= Page and application data records =
§ §
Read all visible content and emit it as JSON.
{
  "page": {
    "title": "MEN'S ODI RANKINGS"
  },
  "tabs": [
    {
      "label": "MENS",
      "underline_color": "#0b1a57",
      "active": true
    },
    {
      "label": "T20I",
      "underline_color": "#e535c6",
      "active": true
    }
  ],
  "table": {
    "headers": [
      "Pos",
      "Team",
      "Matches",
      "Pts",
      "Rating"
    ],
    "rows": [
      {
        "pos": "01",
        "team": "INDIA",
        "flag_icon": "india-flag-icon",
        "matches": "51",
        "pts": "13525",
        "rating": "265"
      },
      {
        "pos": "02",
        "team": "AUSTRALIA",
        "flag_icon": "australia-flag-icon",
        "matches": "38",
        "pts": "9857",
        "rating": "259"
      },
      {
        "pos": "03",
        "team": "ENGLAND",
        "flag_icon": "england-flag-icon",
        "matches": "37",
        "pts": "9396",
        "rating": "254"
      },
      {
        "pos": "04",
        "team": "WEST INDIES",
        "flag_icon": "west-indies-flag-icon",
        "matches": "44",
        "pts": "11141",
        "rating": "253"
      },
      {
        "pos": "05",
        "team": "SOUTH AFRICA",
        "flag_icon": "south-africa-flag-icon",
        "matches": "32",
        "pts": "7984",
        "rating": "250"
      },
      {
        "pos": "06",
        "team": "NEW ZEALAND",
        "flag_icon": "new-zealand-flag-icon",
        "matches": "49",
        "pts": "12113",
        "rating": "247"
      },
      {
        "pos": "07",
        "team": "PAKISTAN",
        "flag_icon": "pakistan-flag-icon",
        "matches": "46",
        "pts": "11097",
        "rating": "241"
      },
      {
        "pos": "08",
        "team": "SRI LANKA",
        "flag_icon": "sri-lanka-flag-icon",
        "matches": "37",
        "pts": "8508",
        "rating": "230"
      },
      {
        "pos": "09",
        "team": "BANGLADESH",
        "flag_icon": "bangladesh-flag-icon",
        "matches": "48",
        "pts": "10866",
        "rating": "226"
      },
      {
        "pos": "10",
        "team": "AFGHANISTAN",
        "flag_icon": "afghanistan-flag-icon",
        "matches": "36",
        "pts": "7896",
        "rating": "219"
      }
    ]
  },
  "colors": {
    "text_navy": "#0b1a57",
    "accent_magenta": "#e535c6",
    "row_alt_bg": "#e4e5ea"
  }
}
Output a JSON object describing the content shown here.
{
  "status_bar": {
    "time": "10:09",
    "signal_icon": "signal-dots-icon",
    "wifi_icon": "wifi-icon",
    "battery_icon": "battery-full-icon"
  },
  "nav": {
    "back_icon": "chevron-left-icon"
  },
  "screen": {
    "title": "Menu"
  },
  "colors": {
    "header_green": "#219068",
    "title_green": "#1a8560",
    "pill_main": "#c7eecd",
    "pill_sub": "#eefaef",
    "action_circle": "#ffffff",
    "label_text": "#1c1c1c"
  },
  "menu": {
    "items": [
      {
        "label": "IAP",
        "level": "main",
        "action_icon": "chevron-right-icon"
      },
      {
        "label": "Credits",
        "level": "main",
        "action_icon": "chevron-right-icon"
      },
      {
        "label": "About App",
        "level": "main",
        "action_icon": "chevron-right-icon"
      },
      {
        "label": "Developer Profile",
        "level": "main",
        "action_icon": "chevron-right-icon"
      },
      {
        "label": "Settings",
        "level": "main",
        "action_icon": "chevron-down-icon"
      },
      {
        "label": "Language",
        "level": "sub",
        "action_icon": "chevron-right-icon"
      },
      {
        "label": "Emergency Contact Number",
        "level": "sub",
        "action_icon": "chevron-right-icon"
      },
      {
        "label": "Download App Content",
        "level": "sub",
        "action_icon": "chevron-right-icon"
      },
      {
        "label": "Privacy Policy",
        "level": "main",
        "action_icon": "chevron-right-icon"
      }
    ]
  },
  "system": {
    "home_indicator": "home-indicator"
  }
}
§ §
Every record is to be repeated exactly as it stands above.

= RESPONSE TO THE EXERCISE =
Read all visible content and emit it as JSON.
{
  "page": {
    "title": "MEN'S ODI RANKINGS"
  },
  "tabs": [
    {
      "label": "MENS",
      "underline_color": "#0b1a57",
      "active": true
    },
    {
      "label": "T20I",
      "underline_color": "#e535c6",
      "active": true
    }
  ],
  "table": {
    "headers": [
      "Pos",
      "Team",
      "Matches",
      "Pts",
      "Rating"
    ],
    "rows": [
      {
        "pos": "01",
        "team": "INDIA",
        "flag_icon": "india-flag-icon",
        "matches": "51",
        "pts": "13525",
        "rating": "265"
      },
      {
        "pos": "02",
        "team": "AUSTRALIA",
        "flag_icon": "australia-flag-icon",
        "matches": "38",
        "pts": "9857",
        "rating": "259"
      },
      {
        "pos": "03",
        "team": "ENGLAND",
        "flag_icon": "england-flag-icon",
        "matches": "37",
        "pts": "9396",
        "rating": "254"
      },
      {
        "pos": "04",
        "team": "WEST INDIES",
        "flag_icon": "west-indies-flag-icon",
        "matches": "44",
        "pts": "11141",
        "rating": "253"
      },
      {
        "pos": "05",
        "team": "SOUTH AFRICA",
        "flag_icon": "south-africa-flag-icon",
        "matches": "32",
        "pts": "7984",
        "rating": "250"
      },
      {
        "pos": "06",
        "team": "NEW ZEALAND",
        "flag_icon": "new-zealand-flag-icon",
        "matches": "49",
        "pts": "12113",
        "rating": "247"
      },
      {
        "pos": "07",
        "team": "PAKISTAN",
        "flag_icon": "pakistan-flag-icon",
        "matches": "46",
        "pts": "11097",
        "rating": "241"
      },
      {
        "pos": "08",
        "team": "SRI LANKA",
        "flag_icon": "sri-lanka-flag-icon",
        "matches": "37",
        "pts": "8508",
        "rating": "230"
      },
      {
        "pos": "09",
        "team": "BANGLADESH",
        "flag_icon": "bangladesh-flag-icon",
        "matches": "48",
        "pts": "10866",
        "rating": "226"
      },
      {
        "pos": "10",
        "team": "AFGHANISTAN",
        "flag_icon": "afghanistan-flag-icon",
        "matches": "36",
        "pts": "7896",
        "rating": "219"
      }
    ]
  },
  "colors": {
    "text_navy": "#0b1a57",
    "accent_magenta": "#e535c6",
    "row_alt_bg": "#e4e5ea"
  }
}
Output a JSON object describing the content shown here.
{
  "status_bar": {
    "time": "10:09",
    "signal_icon": "signal-dots-icon",
    "wifi_icon": "wifi-icon",
    "battery_icon": "battery-full-icon"
  },
  "nav": {
    "back_icon": "chevron-left-icon"
  },
  "screen": {
    "title": "Menu"
  },
  "colors": {
    "header_green": "#219068",
    "title_green": "#1a8560",
    "pill_main": "#c7eecd",
    "pill_sub": "#eefaef",
    "action_circle": "#ffffff",
    "label_text": "#1c1c1c"
  },
  "menu": {
    "items": [
      {
        "label": "IAP",
        "level": "main",
        "action_icon": "chevron-right-icon"
      },
      {
        "label": "Credits",
        "level": "main",
        "action_icon": "chevron-right-icon"
      },
      {
        "label": "About App",
        "level": "main",
        "action_icon": "chevron-right-icon"
      },
      {
        "label": "Developer Profile",
        "level": "main",
        "action_icon": "chevron-right-icon"
      },
      {
        "label": "Settings",
        "level": "main",
        "action_icon": "chevron-down-icon"
      },
      {
        "label": "Language",
        "level": "sub",
        "action_icon": "chevron-right-icon"
      },
      {
        "label": "Emergency Contact Number",
        "level": "sub",
        "action_icon": "chevron-right-icon"
      },
      {
        "label": "Download App Content",
        "level": "sub",
        "action_icon": "chevron-right-icon"
      },
      {
        "label": "Privacy Policy",
        "level": "main",
        "action_icon": "chevron-right-icon"
      }
    ]
  },
  "system": {
    "home_indicator": "home-indicator"
  }
}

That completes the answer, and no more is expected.